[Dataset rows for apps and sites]
%%

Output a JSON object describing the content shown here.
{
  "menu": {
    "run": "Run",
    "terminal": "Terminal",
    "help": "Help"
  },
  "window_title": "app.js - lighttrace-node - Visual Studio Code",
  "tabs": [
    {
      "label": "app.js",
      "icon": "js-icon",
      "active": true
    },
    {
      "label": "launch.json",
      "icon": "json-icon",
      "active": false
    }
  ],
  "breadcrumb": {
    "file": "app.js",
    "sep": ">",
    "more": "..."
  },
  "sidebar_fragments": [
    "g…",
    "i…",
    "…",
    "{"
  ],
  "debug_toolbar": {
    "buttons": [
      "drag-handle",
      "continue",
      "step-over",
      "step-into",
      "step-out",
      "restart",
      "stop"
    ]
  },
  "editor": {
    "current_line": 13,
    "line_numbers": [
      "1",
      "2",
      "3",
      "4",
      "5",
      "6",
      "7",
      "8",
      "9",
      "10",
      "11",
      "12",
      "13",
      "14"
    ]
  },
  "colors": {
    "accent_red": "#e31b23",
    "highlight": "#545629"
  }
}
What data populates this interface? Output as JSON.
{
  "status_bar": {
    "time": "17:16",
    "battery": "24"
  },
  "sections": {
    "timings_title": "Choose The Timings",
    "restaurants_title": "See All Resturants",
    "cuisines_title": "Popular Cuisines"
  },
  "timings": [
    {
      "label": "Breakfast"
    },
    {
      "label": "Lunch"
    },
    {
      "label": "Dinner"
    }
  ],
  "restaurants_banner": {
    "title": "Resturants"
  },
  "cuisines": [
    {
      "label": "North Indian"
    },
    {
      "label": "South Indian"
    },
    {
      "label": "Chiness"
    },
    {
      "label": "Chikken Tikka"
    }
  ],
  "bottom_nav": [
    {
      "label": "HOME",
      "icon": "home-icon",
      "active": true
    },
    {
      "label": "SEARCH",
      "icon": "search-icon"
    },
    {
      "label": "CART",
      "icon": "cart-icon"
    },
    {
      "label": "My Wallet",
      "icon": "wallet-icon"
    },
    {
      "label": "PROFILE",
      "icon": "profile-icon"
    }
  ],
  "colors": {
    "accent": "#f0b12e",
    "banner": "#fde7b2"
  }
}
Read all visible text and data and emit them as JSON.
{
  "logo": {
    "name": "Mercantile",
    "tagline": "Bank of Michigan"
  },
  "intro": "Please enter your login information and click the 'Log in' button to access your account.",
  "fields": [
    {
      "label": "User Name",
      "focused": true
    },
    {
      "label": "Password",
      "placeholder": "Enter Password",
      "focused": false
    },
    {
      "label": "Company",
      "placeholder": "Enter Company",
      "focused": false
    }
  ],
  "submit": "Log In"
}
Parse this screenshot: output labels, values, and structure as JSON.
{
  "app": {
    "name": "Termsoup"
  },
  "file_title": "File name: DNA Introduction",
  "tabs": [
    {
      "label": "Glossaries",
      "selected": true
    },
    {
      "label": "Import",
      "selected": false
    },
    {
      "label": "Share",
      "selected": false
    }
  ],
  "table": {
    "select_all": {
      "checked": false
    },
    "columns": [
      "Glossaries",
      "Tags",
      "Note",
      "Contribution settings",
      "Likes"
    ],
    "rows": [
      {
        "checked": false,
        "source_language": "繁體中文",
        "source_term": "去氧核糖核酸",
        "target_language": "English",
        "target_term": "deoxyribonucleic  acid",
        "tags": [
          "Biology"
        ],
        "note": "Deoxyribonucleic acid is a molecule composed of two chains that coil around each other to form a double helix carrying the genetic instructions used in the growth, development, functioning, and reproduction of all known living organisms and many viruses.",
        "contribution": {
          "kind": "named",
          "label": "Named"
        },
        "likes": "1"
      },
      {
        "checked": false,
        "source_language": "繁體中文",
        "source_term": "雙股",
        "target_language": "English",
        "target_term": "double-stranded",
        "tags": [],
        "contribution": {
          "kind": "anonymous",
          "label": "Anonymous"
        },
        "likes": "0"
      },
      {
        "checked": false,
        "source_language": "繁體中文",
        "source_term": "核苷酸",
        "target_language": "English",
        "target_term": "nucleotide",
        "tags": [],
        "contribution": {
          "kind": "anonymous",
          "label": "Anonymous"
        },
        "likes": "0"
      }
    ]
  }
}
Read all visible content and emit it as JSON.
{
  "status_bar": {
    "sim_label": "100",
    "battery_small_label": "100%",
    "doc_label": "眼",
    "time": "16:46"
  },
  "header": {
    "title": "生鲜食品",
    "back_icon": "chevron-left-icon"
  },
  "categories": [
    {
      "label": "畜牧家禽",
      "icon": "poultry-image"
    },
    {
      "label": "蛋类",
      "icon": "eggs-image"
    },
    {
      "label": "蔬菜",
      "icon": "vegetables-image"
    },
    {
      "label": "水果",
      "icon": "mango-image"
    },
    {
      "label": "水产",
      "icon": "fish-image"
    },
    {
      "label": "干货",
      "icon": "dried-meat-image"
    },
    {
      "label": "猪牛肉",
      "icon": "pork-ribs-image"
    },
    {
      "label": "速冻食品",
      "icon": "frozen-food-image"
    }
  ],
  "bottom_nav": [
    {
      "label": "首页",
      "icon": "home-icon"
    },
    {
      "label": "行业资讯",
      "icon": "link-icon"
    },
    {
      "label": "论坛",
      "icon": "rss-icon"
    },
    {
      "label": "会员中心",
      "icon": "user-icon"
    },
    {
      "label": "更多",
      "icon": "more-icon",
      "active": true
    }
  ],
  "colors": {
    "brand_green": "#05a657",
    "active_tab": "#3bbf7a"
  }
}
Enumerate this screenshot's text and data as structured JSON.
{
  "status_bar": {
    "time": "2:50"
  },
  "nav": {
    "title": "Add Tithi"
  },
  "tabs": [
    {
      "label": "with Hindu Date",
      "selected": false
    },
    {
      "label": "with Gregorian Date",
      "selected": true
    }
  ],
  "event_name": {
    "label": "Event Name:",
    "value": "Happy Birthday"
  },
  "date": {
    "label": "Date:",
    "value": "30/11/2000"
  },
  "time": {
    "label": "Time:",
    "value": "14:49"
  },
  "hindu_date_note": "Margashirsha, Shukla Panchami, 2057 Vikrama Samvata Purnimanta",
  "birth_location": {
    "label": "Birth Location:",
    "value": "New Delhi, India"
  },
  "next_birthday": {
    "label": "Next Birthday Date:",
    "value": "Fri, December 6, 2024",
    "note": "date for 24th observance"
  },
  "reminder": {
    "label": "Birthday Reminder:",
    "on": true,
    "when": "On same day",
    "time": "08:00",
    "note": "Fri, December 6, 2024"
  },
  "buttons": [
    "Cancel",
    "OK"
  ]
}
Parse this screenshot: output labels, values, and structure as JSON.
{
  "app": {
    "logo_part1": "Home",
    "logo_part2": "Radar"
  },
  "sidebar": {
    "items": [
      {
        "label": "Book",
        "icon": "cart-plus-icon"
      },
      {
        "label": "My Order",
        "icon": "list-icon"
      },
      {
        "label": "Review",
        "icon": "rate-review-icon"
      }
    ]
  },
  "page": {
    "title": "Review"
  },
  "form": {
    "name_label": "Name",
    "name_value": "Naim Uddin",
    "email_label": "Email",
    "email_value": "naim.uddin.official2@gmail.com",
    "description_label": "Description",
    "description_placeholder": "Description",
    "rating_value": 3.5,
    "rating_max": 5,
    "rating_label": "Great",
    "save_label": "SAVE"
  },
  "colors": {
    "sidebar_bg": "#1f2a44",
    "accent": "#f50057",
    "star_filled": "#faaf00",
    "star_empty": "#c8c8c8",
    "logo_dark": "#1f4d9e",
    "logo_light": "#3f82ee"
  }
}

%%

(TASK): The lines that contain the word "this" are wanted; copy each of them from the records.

(RESPONSE AREA):
What data populates this interface? Output as JSON.
Parse this screenshot: output labels, values, and structure as JSON.
Enumerate this screenshot's text and data as structured JSON.
Parse this screenshot: output labels, values, and structure as JSON.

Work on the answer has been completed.